Assignment:
Whenever a line in the records below contains "Номенклатура", pick it out.

Dataset entries

Start of Block

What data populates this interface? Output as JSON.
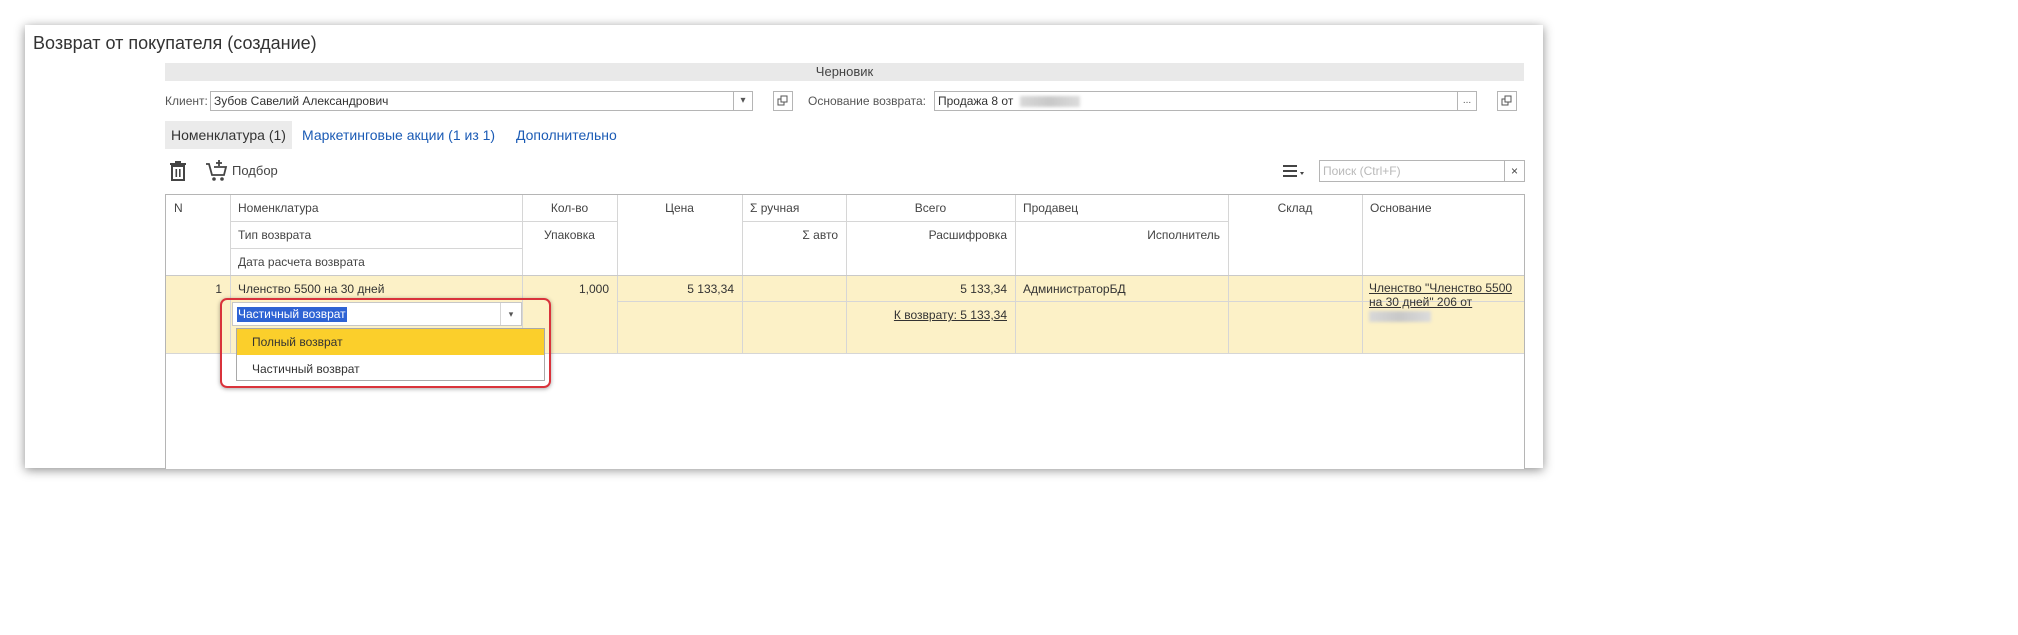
{
  "window": {
    "title": "Возврат от покупателя (создание)"
  },
  "status": "Черновик",
  "client": {
    "label": "Клиент:",
    "value": "Зубов Савелий Александрович"
  },
  "basis": {
    "label": "Основание возврата:",
    "value": "Продажа 8 от"
  },
  "tabs": [
    {
      "label": "Номенклатура (1)"
    },
    {
      "label": "Маркетинговые акции (1 из 1)"
    },
    {
      "label": "Дополнительно"
    }
  ],
  "toolbar": {
    "pick_label": "Подбор",
    "search_placeholder": "Поиск (Ctrl+F)",
    "search_clear": "×"
  },
  "table": {
    "headers": {
      "n": "N",
      "nomenclature": "Номенклатура",
      "return_type": "Тип возврата",
      "return_date": "Дата расчета возврата",
      "qty": "Кол-во",
      "pack": "Упаковка",
      "price": "Цена",
      "manual_sum": "Σ ручная",
      "auto_sum": "Σ авто",
      "total": "Всего",
      "decode": "Расшифровка",
      "seller": "Продавец",
      "executor": "Исполнитель",
      "warehouse": "Склад",
      "basis": "Основание"
    },
    "rows": [
      {
        "n": "1",
        "nomenclature": "Членство 5500 на 30 дней",
        "return_type": "Частичный возврат",
        "qty": "1,000",
        "price": "5 133,34",
        "total": "5 133,34",
        "to_return": "К возврату: 5 133,34",
        "seller": "АдминистраторБД",
        "basis": "Членство \"Членство 5500 на 30 дней\" 206 от"
      }
    ]
  },
  "dropdown": {
    "options": [
      "Полный возврат",
      "Частичный возврат"
    ],
    "selected_index": 0
  },
  "colors": {
    "row_highlight": "#fcf1c7",
    "dropdown_selected": "#fbcf2b",
    "callout": "#d9333b",
    "link": "#1b5bb5"
  }
}
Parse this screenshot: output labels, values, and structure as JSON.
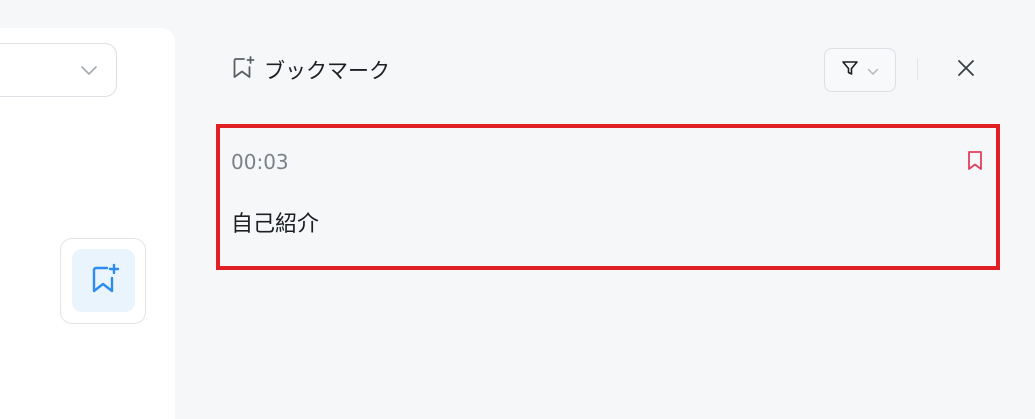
{
  "panel": {
    "title": "ブックマーク"
  },
  "icons": {
    "header": "bookmark-add-icon",
    "filter": "filter-icon",
    "filter_dropdown": "chevron-down-icon",
    "close": "close-icon",
    "item_bookmark": "bookmark-icon",
    "left_dropdown": "chevron-down-icon",
    "left_button": "bookmark-add-icon"
  },
  "bookmarks": [
    {
      "time": "00:03",
      "text": "自己紹介"
    }
  ],
  "colors": {
    "highlight": "#e02024",
    "bookmark_marker": "#e0405e",
    "accent_blue": "#2d8cf0"
  }
}
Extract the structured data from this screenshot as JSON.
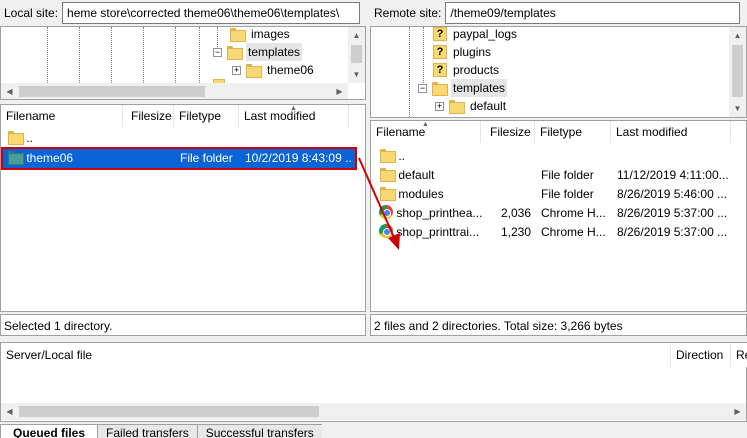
{
  "local": {
    "site_label": "Local site:",
    "site_path": "heme store\\corrected theme06\\theme06\\templates\\",
    "tree": [
      {
        "label": "images",
        "icon": "folder-icon",
        "selected": false
      },
      {
        "label": "templates",
        "icon": "folder-icon",
        "selected": true
      },
      {
        "label": "theme06",
        "icon": "folder-icon",
        "selected": false
      }
    ],
    "columns": [
      "Filename",
      "Filesize",
      "Filetype",
      "Last modified"
    ],
    "rows": [
      {
        "name": "..",
        "size": "",
        "type": "",
        "modified": "",
        "icon": "folder-icon"
      },
      {
        "name": "theme06",
        "size": "",
        "type": "File folder",
        "modified": "10/2/2019 8:43:09 ...",
        "icon": "folder-icon",
        "highlight": true
      }
    ],
    "status": "Selected 1 directory."
  },
  "remote": {
    "site_label": "Remote site:",
    "site_path": "/theme09/templates",
    "tree": [
      {
        "label": "paypal_logs",
        "icon": "unknown-icon",
        "selected": false
      },
      {
        "label": "plugins",
        "icon": "unknown-icon",
        "selected": false
      },
      {
        "label": "products",
        "icon": "unknown-icon",
        "selected": false
      },
      {
        "label": "templates",
        "icon": "folder-icon",
        "selected": true
      },
      {
        "label": "default",
        "icon": "folder-icon",
        "selected": false
      }
    ],
    "columns": [
      "Filename",
      "Filesize",
      "Filetype",
      "Last modified"
    ],
    "rows": [
      {
        "name": "..",
        "size": "",
        "type": "",
        "modified": "",
        "icon": "folder-icon"
      },
      {
        "name": "default",
        "size": "",
        "type": "File folder",
        "modified": "11/12/2019 4:11:00...",
        "icon": "folder-icon"
      },
      {
        "name": "modules",
        "size": "",
        "type": "File folder",
        "modified": "8/26/2019 5:46:00 ...",
        "icon": "folder-icon"
      },
      {
        "name": "shop_printhea...",
        "size": "2,036",
        "type": "Chrome H...",
        "modified": "8/26/2019 5:37:00 ...",
        "icon": "chrome-icon"
      },
      {
        "name": "shop_printtrai...",
        "size": "1,230",
        "type": "Chrome H...",
        "modified": "8/26/2019 5:37:00 ...",
        "icon": "chrome-icon"
      }
    ],
    "status": "2 files and 2 directories. Total size: 3,266 bytes"
  },
  "queue": {
    "columns": [
      "Server/Local file",
      "Direction",
      "Re"
    ],
    "tabs": [
      "Queued files",
      "Failed transfers",
      "Successful transfers"
    ]
  },
  "colors": {
    "selection": "#0a64d7",
    "annotation": "#d00000"
  }
}
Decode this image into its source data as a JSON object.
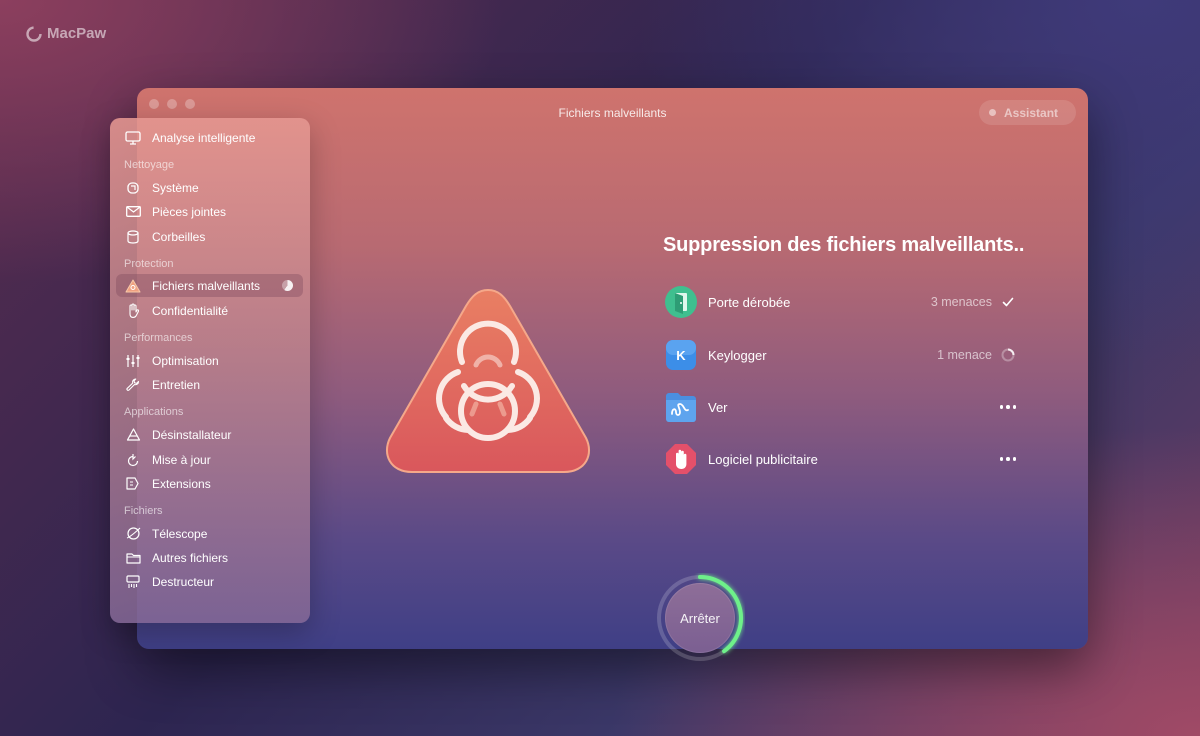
{
  "brand": {
    "name": "MacPaw"
  },
  "window": {
    "title": "Fichiers malveillants",
    "assistant_label": "Assistant"
  },
  "sidebar": {
    "top_item": {
      "label": "Analyse intelligente",
      "icon": "monitor-icon"
    },
    "sections": [
      {
        "header": "Nettoyage",
        "items": [
          {
            "label": "Système",
            "icon": "system-icon"
          },
          {
            "label": "Pièces jointes",
            "icon": "mail-icon"
          },
          {
            "label": "Corbeilles",
            "icon": "trash-bins-icon"
          }
        ]
      },
      {
        "header": "Protection",
        "items": [
          {
            "label": "Fichiers malveillants",
            "icon": "biohazard-icon",
            "active": true,
            "progress": 0.6
          },
          {
            "label": "Confidentialité",
            "icon": "hand-icon"
          }
        ]
      },
      {
        "header": "Performances",
        "items": [
          {
            "label": "Optimisation",
            "icon": "sliders-icon"
          },
          {
            "label": "Entretien",
            "icon": "wrench-icon"
          }
        ]
      },
      {
        "header": "Applications",
        "items": [
          {
            "label": "Désinstallateur",
            "icon": "uninstaller-icon"
          },
          {
            "label": "Mise à jour",
            "icon": "updater-icon"
          },
          {
            "label": "Extensions",
            "icon": "extensions-icon"
          }
        ]
      },
      {
        "header": "Fichiers",
        "items": [
          {
            "label": "Télescope",
            "icon": "planet-icon"
          },
          {
            "label": "Autres fichiers",
            "icon": "folder-icon"
          },
          {
            "label": "Destructeur",
            "icon": "shredder-icon"
          }
        ]
      }
    ]
  },
  "main": {
    "heading": "Suppression des fichiers malveillants..",
    "threats": [
      {
        "name": "Porte dérobée",
        "count": "3 menaces",
        "status": "done",
        "icon": "backdoor-icon",
        "color": "#3fbf8f"
      },
      {
        "name": "Keylogger",
        "count": "1 menace",
        "status": "in-progress",
        "icon": "keylogger-icon",
        "letter": "K",
        "color": "#3c8ee8"
      },
      {
        "name": "Ver",
        "count": "",
        "status": "pending",
        "icon": "worm-icon",
        "color": "#4a8fe0"
      },
      {
        "name": "Logiciel publicitaire",
        "count": "",
        "status": "pending",
        "icon": "adware-icon",
        "color": "#e4506a"
      }
    ],
    "stop_button": {
      "label": "Arrêter",
      "progress": 0.4
    }
  },
  "colors": {
    "accent_green": "#6ef08a",
    "hazard_red": "#e36b5d"
  }
}
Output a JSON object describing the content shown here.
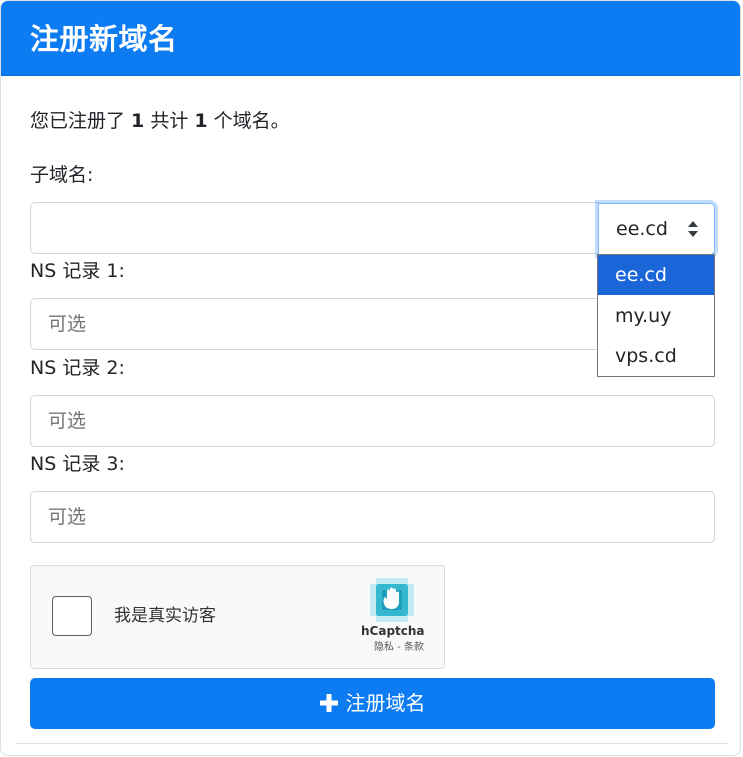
{
  "header": {
    "title": "注册新域名"
  },
  "summary": {
    "prefix": "您已注册了 ",
    "registered_count": "1",
    "middle": " 共计 ",
    "total_count": "1",
    "suffix": " 个域名。"
  },
  "form": {
    "subdomain_label": "子域名:",
    "subdomain_value": "",
    "domain_select": {
      "selected": "ee.cd",
      "options": [
        "ee.cd",
        "my.uy",
        "vps.cd"
      ]
    },
    "ns1_label": "NS 记录 1:",
    "ns1_placeholder": "可选",
    "ns2_label": "NS 记录 2:",
    "ns2_placeholder": "可选",
    "ns3_label": "NS 记录 3:",
    "ns3_placeholder": "可选"
  },
  "captcha": {
    "label": "我是真实访客",
    "brand": "hCaptcha",
    "links": "隐私 - 条款"
  },
  "submit": {
    "label": "注册域名"
  },
  "colors": {
    "primary": "#0d7cf2",
    "dropdown_selected": "#1a66d8"
  }
}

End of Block

Output below:
      "label": "Номенклатура (1)"
      "nomenclature": "Номенклатура",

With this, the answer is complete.